--- START ---

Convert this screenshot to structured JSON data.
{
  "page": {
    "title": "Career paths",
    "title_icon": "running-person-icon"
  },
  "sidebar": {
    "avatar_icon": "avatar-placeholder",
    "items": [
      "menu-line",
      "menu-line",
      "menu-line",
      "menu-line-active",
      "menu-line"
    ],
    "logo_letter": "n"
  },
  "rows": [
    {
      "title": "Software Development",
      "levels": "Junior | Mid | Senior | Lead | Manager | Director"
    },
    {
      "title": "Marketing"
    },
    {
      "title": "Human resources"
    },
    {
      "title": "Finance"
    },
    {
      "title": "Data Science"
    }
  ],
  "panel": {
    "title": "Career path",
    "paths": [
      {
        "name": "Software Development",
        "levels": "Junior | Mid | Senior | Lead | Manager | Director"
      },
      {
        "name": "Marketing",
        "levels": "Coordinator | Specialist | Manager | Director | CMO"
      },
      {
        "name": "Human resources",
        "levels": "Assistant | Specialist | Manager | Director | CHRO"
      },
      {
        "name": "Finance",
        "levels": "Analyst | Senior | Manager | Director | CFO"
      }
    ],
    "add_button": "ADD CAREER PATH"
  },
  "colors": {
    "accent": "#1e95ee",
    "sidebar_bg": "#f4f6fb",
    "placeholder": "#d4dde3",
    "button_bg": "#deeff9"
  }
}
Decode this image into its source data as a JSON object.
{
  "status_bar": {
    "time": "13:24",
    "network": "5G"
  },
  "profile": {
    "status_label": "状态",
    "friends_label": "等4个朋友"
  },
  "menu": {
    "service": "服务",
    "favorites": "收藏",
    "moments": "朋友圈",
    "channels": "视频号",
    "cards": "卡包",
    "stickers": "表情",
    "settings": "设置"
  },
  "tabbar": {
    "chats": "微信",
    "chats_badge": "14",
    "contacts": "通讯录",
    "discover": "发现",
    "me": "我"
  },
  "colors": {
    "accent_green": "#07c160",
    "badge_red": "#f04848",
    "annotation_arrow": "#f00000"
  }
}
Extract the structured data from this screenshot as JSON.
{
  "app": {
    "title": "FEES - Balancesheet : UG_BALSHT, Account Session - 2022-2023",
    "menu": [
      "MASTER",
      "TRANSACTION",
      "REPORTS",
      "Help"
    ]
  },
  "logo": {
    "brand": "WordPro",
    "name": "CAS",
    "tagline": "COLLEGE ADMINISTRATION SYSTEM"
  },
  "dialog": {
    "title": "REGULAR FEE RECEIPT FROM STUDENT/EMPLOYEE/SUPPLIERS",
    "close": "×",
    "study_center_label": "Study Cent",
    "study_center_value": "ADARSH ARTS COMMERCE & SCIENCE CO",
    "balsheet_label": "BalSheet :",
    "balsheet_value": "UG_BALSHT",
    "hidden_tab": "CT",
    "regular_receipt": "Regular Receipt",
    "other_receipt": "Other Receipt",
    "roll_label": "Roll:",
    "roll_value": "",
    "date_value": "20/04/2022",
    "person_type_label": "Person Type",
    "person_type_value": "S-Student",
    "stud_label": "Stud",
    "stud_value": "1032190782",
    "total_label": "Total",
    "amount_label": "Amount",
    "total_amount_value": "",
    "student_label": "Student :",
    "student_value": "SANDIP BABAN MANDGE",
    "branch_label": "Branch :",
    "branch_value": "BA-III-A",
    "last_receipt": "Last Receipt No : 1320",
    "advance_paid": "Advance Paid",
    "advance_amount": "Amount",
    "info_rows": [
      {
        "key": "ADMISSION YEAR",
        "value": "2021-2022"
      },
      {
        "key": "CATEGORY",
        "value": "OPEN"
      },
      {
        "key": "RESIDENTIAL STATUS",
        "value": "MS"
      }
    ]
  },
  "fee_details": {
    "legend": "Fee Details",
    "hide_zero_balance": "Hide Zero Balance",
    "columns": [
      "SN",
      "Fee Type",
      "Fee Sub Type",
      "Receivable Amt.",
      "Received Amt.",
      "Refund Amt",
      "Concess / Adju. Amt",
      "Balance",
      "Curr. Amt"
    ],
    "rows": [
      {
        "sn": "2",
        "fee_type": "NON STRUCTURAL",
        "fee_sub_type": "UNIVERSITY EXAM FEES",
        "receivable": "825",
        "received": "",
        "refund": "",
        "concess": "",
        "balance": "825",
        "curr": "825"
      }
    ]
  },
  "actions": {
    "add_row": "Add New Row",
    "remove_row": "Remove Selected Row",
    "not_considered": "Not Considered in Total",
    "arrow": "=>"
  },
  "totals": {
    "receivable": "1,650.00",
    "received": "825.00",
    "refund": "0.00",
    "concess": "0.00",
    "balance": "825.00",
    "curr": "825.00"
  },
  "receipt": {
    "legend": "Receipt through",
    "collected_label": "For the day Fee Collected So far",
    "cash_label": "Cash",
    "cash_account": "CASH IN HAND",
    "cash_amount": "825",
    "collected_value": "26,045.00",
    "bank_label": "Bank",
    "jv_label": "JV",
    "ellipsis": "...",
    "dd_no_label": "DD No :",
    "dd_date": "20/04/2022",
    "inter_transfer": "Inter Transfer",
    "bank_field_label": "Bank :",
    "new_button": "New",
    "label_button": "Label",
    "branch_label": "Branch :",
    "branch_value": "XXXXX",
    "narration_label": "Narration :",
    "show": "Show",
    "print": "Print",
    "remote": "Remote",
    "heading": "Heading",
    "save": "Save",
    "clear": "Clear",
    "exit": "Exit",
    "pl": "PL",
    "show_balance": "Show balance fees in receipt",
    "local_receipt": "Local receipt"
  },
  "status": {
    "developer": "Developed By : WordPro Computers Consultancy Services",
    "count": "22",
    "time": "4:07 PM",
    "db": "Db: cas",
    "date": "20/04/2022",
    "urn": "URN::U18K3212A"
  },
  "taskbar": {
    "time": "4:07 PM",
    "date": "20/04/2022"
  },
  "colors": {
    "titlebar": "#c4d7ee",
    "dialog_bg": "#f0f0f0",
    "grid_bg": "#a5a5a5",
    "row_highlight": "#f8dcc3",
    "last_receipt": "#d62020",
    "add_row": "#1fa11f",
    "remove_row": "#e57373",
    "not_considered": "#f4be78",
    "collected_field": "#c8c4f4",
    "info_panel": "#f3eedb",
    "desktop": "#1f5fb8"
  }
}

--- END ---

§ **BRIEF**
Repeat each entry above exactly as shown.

§ **ANSWER TO THE PROBLEM**
Convert this screenshot to structured JSON data.
{
  "page": {
    "title": "Career paths",
    "title_icon": "running-person-icon"
  },
  "sidebar": {
    "avatar_icon": "avatar-placeholder",
    "items": [
      "menu-line",
      "menu-line",
      "menu-line",
      "menu-line-active",
      "menu-line"
    ],
    "logo_letter": "n"
  },
  "rows": [
    {
      "title": "Software Development",
      "levels": "Junior | Mid | Senior | Lead | Manager | Director"
    },
    {
      "title": "Marketing"
    },
    {
      "title": "Human resources"
    },
    {
      "title": "Finance"
    },
    {
      "title": "Data Science"
    }
  ],
  "panel": {
    "title": "Career path",
    "paths": [
      {
        "name": "Software Development",
        "levels": "Junior | Mid | Senior | Lead | Manager | Director"
      },
      {
        "name": "Marketing",
        "levels": "Coordinator | Specialist | Manager | Director | CMO"
      },
      {
        "name": "Human resources",
        "levels": "Assistant | Specialist | Manager | Director | CHRO"
      },
      {
        "name": "Finance",
        "levels": "Analyst | Senior | Manager | Director | CFO"
      }
    ],
    "add_button": "ADD CAREER PATH"
  },
  "colors": {
    "accent": "#1e95ee",
    "sidebar_bg": "#f4f6fb",
    "placeholder": "#d4dde3",
    "button_bg": "#deeff9"
  }
}
Decode this image into its source data as a JSON object.
{
  "status_bar": {
    "time": "13:24",
    "network": "5G"
  },
  "profile": {
    "status_label": "状态",
    "friends_label": "等4个朋友"
  },
  "menu": {
    "service": "服务",
    "favorites": "收藏",
    "moments": "朋友圈",
    "channels": "视频号",
    "cards": "卡包",
    "stickers": "表情",
    "settings": "设置"
  },
  "tabbar": {
    "chats": "微信",
    "chats_badge": "14",
    "contacts": "通讯录",
    "discover": "发现",
    "me": "我"
  },
  "colors": {
    "accent_green": "#07c160",
    "badge_red": "#f04848",
    "annotation_arrow": "#f00000"
  }
}
Extract the structured data from this screenshot as JSON.
{
  "app": {
    "title": "FEES - Balancesheet : UG_BALSHT, Account Session - 2022-2023",
    "menu": [
      "MASTER",
      "TRANSACTION",
      "REPORTS",
      "Help"
    ]
  },
  "logo": {
    "brand": "WordPro",
    "name": "CAS",
    "tagline": "COLLEGE ADMINISTRATION SYSTEM"
  },
  "dialog": {
    "title": "REGULAR FEE RECEIPT FROM STUDENT/EMPLOYEE/SUPPLIERS",
    "close": "×",
    "study_center_label": "Study Cent",
    "study_center_value": "ADARSH ARTS COMMERCE & SCIENCE CO",
    "balsheet_label": "BalSheet :",
    "balsheet_value": "UG_BALSHT",
    "hidden_tab": "CT",
    "regular_receipt": "Regular Receipt",
    "other_receipt": "Other Receipt",
    "roll_label": "Roll:",
    "roll_value": "",
    "date_value": "20/04/2022",
    "person_type_label": "Person Type",
    "person_type_value": "S-Student",
    "stud_label": "Stud",
    "stud_value": "1032190782",
    "total_label": "Total",
    "amount_label": "Amount",
    "total_amount_value": "",
    "student_label": "Student :",
    "student_value": "SANDIP BABAN MANDGE",
    "branch_label": "Branch :",
    "branch_value": "BA-III-A",
    "last_receipt": "Last Receipt No : 1320",
    "advance_paid": "Advance Paid",
    "advance_amount": "Amount",
    "info_rows": [
      {
        "key": "ADMISSION YEAR",
        "value": "2021-2022"
      },
      {
        "key": "CATEGORY",
        "value": "OPEN"
      },
      {
        "key": "RESIDENTIAL STATUS",
        "value": "MS"
      }
    ]
  },
  "fee_details": {
    "legend": "Fee Details",
    "hide_zero_balance": "Hide Zero Balance",
    "columns": [
      "SN",
      "Fee Type",
      "Fee Sub Type",
      "Receivable Amt.",
      "Received Amt.",
      "Refund Amt",
      "Concess / Adju. Amt",
      "Balance",
      "Curr. Amt"
    ],
    "rows": [
      {
        "sn": "2",
        "fee_type": "NON STRUCTURAL",
        "fee_sub_type": "UNIVERSITY EXAM FEES",
        "receivable": "825",
        "received": "",
        "refund": "",
        "concess": "",
        "balance": "825",
        "curr": "825"
      }
    ]
  },
  "actions": {
    "add_row": "Add New Row",
    "remove_row": "Remove Selected Row",
    "not_considered": "Not Considered in Total",
    "arrow": "=>"
  },
  "totals": {
    "receivable": "1,650.00",
    "received": "825.00",
    "refund": "0.00",
    "concess": "0.00",
    "balance": "825.00",
    "curr": "825.00"
  },
  "receipt": {
    "legend": "Receipt through",
    "collected_label": "For the day Fee Collected So far",
    "cash_label": "Cash",
    "cash_account": "CASH IN HAND",
    "cash_amount": "825",
    "collected_value": "26,045.00",
    "bank_label": "Bank",
    "jv_label": "JV",
    "ellipsis": "...",
    "dd_no_label": "DD No :",
    "dd_date": "20/04/2022",
    "inter_transfer": "Inter Transfer",
    "bank_field_label": "Bank :",
    "new_button": "New",
    "label_button": "Label",
    "branch_label": "Branch :",
    "branch_value": "XXXXX",
    "narration_label": "Narration :",
    "show": "Show",
    "print": "Print",
    "remote": "Remote",
    "heading": "Heading",
    "save": "Save",
    "clear": "Clear",
    "exit": "Exit",
    "pl": "PL",
    "show_balance": "Show balance fees in receipt",
    "local_receipt": "Local receipt"
  },
  "status": {
    "developer": "Developed By : WordPro Computers Consultancy Services",
    "count": "22",
    "time": "4:07 PM",
    "db": "Db: cas",
    "date": "20/04/2022",
    "urn": "URN::U18K3212A"
  },
  "taskbar": {
    "time": "4:07 PM",
    "date": "20/04/2022"
  },
  "colors": {
    "titlebar": "#c4d7ee",
    "dialog_bg": "#f0f0f0",
    "grid_bg": "#a5a5a5",
    "row_highlight": "#f8dcc3",
    "last_receipt": "#d62020",
    "add_row": "#1fa11f",
    "remove_row": "#e57373",
    "not_considered": "#f4be78",
    "collected_field": "#c8c4f4",
    "info_panel": "#f3eedb",
    "desktop": "#1f5fb8"
  }
}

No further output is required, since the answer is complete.